* GIVEN DATA:
........

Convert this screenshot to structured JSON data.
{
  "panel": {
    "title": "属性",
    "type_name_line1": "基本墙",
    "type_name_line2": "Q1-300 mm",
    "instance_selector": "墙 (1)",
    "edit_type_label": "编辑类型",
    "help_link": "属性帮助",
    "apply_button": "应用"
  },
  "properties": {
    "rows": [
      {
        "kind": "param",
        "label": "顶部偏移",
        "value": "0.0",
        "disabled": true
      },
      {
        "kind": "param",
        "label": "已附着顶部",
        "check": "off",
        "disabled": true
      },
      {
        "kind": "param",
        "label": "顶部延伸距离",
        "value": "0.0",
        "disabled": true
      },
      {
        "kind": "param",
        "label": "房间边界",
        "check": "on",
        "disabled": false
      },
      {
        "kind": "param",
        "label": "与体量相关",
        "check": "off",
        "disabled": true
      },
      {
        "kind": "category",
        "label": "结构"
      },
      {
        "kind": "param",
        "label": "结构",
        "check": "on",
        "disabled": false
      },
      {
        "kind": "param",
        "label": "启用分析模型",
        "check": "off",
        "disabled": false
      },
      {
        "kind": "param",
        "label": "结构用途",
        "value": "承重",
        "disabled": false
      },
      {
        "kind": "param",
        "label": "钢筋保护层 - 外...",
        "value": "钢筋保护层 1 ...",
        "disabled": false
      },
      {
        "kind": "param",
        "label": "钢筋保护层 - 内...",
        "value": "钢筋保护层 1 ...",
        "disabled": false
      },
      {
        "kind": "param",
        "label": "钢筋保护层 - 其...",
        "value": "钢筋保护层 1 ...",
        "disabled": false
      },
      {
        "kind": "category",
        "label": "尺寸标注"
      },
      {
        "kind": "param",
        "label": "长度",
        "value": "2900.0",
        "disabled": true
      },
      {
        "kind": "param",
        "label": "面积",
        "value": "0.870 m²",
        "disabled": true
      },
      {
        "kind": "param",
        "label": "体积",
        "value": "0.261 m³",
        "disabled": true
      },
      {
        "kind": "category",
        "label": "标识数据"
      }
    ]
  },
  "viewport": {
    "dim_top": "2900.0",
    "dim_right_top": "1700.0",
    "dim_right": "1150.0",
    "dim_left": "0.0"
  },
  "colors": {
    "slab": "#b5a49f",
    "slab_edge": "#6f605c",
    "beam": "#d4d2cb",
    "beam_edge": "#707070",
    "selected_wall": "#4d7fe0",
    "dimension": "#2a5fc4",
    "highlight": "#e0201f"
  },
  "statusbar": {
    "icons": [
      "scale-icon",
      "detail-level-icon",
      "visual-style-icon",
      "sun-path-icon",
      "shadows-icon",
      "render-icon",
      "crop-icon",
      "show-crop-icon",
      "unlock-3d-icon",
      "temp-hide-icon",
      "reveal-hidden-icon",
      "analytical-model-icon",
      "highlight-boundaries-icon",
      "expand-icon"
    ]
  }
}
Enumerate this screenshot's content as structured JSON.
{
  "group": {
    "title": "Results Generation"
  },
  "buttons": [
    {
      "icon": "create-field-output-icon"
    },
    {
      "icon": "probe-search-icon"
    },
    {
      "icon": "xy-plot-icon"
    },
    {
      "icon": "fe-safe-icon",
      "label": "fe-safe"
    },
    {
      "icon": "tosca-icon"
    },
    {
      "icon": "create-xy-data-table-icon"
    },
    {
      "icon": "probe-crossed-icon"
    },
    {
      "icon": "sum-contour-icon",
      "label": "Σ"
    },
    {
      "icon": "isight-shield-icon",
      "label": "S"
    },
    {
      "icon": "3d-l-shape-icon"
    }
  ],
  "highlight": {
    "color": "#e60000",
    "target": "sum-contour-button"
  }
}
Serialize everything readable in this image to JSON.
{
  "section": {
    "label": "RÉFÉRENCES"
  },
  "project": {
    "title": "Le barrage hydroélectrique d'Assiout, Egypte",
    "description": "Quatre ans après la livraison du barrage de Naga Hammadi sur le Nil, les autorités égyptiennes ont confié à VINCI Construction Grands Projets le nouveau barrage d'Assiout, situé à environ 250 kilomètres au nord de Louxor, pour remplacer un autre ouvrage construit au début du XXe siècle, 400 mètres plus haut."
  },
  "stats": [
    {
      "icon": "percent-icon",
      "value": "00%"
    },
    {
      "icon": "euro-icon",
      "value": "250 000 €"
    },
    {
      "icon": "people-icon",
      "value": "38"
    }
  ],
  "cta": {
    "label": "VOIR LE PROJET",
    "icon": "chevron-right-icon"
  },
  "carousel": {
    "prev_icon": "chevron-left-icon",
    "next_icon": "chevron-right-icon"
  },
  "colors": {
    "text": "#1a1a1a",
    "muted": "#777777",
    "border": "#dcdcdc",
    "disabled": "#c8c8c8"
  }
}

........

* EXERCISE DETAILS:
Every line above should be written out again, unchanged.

* ANSWER SPACE:
Convert this screenshot to structured JSON data.
{
  "panel": {
    "title": "属性",
    "type_name_line1": "基本墙",
    "type_name_line2": "Q1-300 mm",
    "instance_selector": "墙 (1)",
    "edit_type_label": "编辑类型",
    "help_link": "属性帮助",
    "apply_button": "应用"
  },
  "properties": {
    "rows": [
      {
        "kind": "param",
        "label": "顶部偏移",
        "value": "0.0",
        "disabled": true
      },
      {
        "kind": "param",
        "label": "已附着顶部",
        "check": "off",
        "disabled": true
      },
      {
        "kind": "param",
        "label": "顶部延伸距离",
        "value": "0.0",
        "disabled": true
      },
      {
        "kind": "param",
        "label": "房间边界",
        "check": "on",
        "disabled": false
      },
      {
        "kind": "param",
        "label": "与体量相关",
        "check": "off",
        "disabled": true
      },
      {
        "kind": "category",
        "label": "结构"
      },
      {
        "kind": "param",
        "label": "结构",
        "check": "on",
        "disabled": false
      },
      {
        "kind": "param",
        "label": "启用分析模型",
        "check": "off",
        "disabled": false
      },
      {
        "kind": "param",
        "label": "结构用途",
        "value": "承重",
        "disabled": false
      },
      {
        "kind": "param",
        "label": "钢筋保护层 - 外...",
        "value": "钢筋保护层 1 ...",
        "disabled": false
      },
      {
        "kind": "param",
        "label": "钢筋保护层 - 内...",
        "value": "钢筋保护层 1 ...",
        "disabled": false
      },
      {
        "kind": "param",
        "label": "钢筋保护层 - 其...",
        "value": "钢筋保护层 1 ...",
        "disabled": false
      },
      {
        "kind": "category",
        "label": "尺寸标注"
      },
      {
        "kind": "param",
        "label": "长度",
        "value": "2900.0",
        "disabled": true
      },
      {
        "kind": "param",
        "label": "面积",
        "value": "0.870 m²",
        "disabled": true
      },
      {
        "kind": "param",
        "label": "体积",
        "value": "0.261 m³",
        "disabled": true
      },
      {
        "kind": "category",
        "label": "标识数据"
      }
    ]
  },
  "viewport": {
    "dim_top": "2900.0",
    "dim_right_top": "1700.0",
    "dim_right": "1150.0",
    "dim_left": "0.0"
  },
  "colors": {
    "slab": "#b5a49f",
    "slab_edge": "#6f605c",
    "beam": "#d4d2cb",
    "beam_edge": "#707070",
    "selected_wall": "#4d7fe0",
    "dimension": "#2a5fc4",
    "highlight": "#e0201f"
  },
  "statusbar": {
    "icons": [
      "scale-icon",
      "detail-level-icon",
      "visual-style-icon",
      "sun-path-icon",
      "shadows-icon",
      "render-icon",
      "crop-icon",
      "show-crop-icon",
      "unlock-3d-icon",
      "temp-hide-icon",
      "reveal-hidden-icon",
      "analytical-model-icon",
      "highlight-boundaries-icon",
      "expand-icon"
    ]
  }
}
Enumerate this screenshot's content as structured JSON.
{
  "group": {
    "title": "Results Generation"
  },
  "buttons": [
    {
      "icon": "create-field-output-icon"
    },
    {
      "icon": "probe-search-icon"
    },
    {
      "icon": "xy-plot-icon"
    },
    {
      "icon": "fe-safe-icon",
      "label": "fe-safe"
    },
    {
      "icon": "tosca-icon"
    },
    {
      "icon": "create-xy-data-table-icon"
    },
    {
      "icon": "probe-crossed-icon"
    },
    {
      "icon": "sum-contour-icon",
      "label": "Σ"
    },
    {
      "icon": "isight-shield-icon",
      "label": "S"
    },
    {
      "icon": "3d-l-shape-icon"
    }
  ],
  "highlight": {
    "color": "#e60000",
    "target": "sum-contour-button"
  }
}
Serialize everything readable in this image to JSON.
{
  "section": {
    "label": "RÉFÉRENCES"
  },
  "project": {
    "title": "Le barrage hydroélectrique d'Assiout, Egypte",
    "description": "Quatre ans après la livraison du barrage de Naga Hammadi sur le Nil, les autorités égyptiennes ont confié à VINCI Construction Grands Projets le nouveau barrage d'Assiout, situé à environ 250 kilomètres au nord de Louxor, pour remplacer un autre ouvrage construit au début du XXe siècle, 400 mètres plus haut."
  },
  "stats": [
    {
      "icon": "percent-icon",
      "value": "00%"
    },
    {
      "icon": "euro-icon",
      "value": "250 000 €"
    },
    {
      "icon": "people-icon",
      "value": "38"
    }
  ],
  "cta": {
    "label": "VOIR LE PROJET",
    "icon": "chevron-right-icon"
  },
  "carousel": {
    "prev_icon": "chevron-left-icon",
    "next_icon": "chevron-right-icon"
  },
  "colors": {
    "text": "#1a1a1a",
    "muted": "#777777",
    "border": "#dcdcdc",
    "disabled": "#c8c8c8"
  }
}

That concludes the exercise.